We initially started identifying teams starting on the right and moving left, because the logos are clearer on the right, but process of elimination led us to the conclusion that the five helmets on the left are the AL East: Rays, Yankees, Red Sox, Blue Jays and Orioles. Once you realize that this is the AL East, it’s not hard to pick out the last four of those teams, based on the helmet color, the blurry logos and the color in the logo. It also helps that those four teams’ logos have pretty much stayed the same since the advent of sundae helmets.
This is where things get a little tricky. The seventh helmet from the left, the second in the AL Central, is red — but no team currently in the division has a primarily red helmet or cap. The Indians and Twins have or have had alternate caps that in that color, but thanks to a photo on Lichtenberg’s site of an original 1974 collection of helmets, it’s clear that red helmet is the White Sox. So that gives us an order of Indians, White Sox, Royals, Tigers, Twins.
That red White Sox helmet also suggests that the bulk of this collection at the Fireside is from the ’70s, perhaps the original 24 from ’74. And there is more evidence of that to come.
Knowing which division you’re looking at and using the helmet colors and logo shapes, it’s pretty easy to ID this group: Angels, A’s, Astros, Mariners, Rangers. The green A’s helmet and orange Astros stand out the most in the entire AL, along with the White Sox.
This division is a little trickier to put together. Light reflections off the helmets and unexpected colors can throw you off, but again, the process of elimination eventually leads to positive IDs.
First, on the left, the orange logo indicates this is the Giants helmet, even if the “SF” logo or the color of the helmet can’t be confirmed. Next is the Dodgers, the only team in that division using that shade of blue. Three helmets to the right of the Dodgers, the logo appears to be an “SD,” so that’s the Padres, leaving the two teams in between.

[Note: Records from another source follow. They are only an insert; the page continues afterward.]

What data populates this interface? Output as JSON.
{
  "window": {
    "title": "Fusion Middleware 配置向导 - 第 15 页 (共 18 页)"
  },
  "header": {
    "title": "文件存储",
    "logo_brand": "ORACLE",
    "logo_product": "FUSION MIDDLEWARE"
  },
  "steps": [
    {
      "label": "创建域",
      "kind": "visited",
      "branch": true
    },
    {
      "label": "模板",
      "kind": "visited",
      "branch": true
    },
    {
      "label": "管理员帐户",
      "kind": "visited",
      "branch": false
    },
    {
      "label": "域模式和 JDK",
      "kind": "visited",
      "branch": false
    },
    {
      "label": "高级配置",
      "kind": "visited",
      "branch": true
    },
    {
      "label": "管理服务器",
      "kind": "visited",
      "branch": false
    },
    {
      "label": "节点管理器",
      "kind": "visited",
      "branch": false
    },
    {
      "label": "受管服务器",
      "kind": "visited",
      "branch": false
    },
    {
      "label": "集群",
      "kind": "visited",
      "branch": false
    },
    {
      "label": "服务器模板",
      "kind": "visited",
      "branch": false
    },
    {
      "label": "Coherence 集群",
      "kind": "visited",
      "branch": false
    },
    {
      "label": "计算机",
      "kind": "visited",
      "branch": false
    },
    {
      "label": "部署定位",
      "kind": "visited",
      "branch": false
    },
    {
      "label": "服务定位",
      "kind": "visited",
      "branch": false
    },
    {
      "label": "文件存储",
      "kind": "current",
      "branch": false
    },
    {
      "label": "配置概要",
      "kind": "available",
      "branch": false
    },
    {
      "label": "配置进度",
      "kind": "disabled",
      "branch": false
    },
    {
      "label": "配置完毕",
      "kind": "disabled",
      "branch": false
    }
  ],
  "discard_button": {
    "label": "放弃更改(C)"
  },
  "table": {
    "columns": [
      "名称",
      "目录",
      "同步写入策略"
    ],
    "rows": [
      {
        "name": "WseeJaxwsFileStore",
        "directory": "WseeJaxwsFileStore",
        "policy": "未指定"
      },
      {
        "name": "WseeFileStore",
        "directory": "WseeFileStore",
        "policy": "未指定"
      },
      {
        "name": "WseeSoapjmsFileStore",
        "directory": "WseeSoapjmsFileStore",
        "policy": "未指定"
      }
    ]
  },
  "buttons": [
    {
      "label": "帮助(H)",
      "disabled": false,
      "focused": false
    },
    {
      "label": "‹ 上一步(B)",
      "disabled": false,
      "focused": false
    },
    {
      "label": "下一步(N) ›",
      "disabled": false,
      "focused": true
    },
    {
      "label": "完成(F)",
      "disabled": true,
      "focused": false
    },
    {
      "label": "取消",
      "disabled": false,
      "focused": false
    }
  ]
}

We’re only left with the Rockies and Diamondbacks, and since the Rockies don’t have a red helmet, they’re clearly the black one next to the Dodgers. Arizona is the red helmet between Colorado and San Diego. That D-backs helmet is one of the newest additions to the Fireside’s collection, based on Lichtenberg’s site — and that Padres helmet is clearly from the original set the bar put on display.
Moving to the right from the Padres helmet, we have two easy teams to identify: the Cubs and Cardinals. Next is a yellow Pirates version, also dating to the earlier days of helmet bowl production. The Reds helmet is also pretty easy to pick out.
Next to the Reds, we have the helmet that provides the strongest evidence of when the bulk of this collection was acquired. Knowing that this is the Brewers helmet, Lichtenberg’s page for the team tells us that the block “M” logo was only used for the team from 1970-76.
It also appears that the block “M” was produced when the logos were stickers applied to solid-color, blank helmets. Now go back and look at some of the other older teams. Even accounting for reflections of light and possible differences in the angles at which the helmets are displayed, it appears some of the logos may not be perfectly centered, either horizontally or vertically. The Orioles, White Sox and Giants look low; the Astros may be high. And the Dodgers may be fully right of center — all suggesting these may be sticker-logo versions from the first sets produced.
The last division features three old helmets — possibly original — and two new versions. The newer Marlins, in teal, and Nationals, in red, bookend the quintet. Atlanta sports the lowercase “A” from the 1970s, while the Phillies helmet appears to be the maroon version issued from 1984-91. And the blue and orange of the Mets rounds out the collection.
Someday, when we’re no longer sheltering in place and travel becomes an option again, we’ll find ourselves back in Chicago. And we’ll have to take the Blue Line up to California for a drink at the Fireside and a closer look at this collection. After all, if most of these helmets are from the ’70s, there may be an Expos helmet tucked away behind the bar somewhere.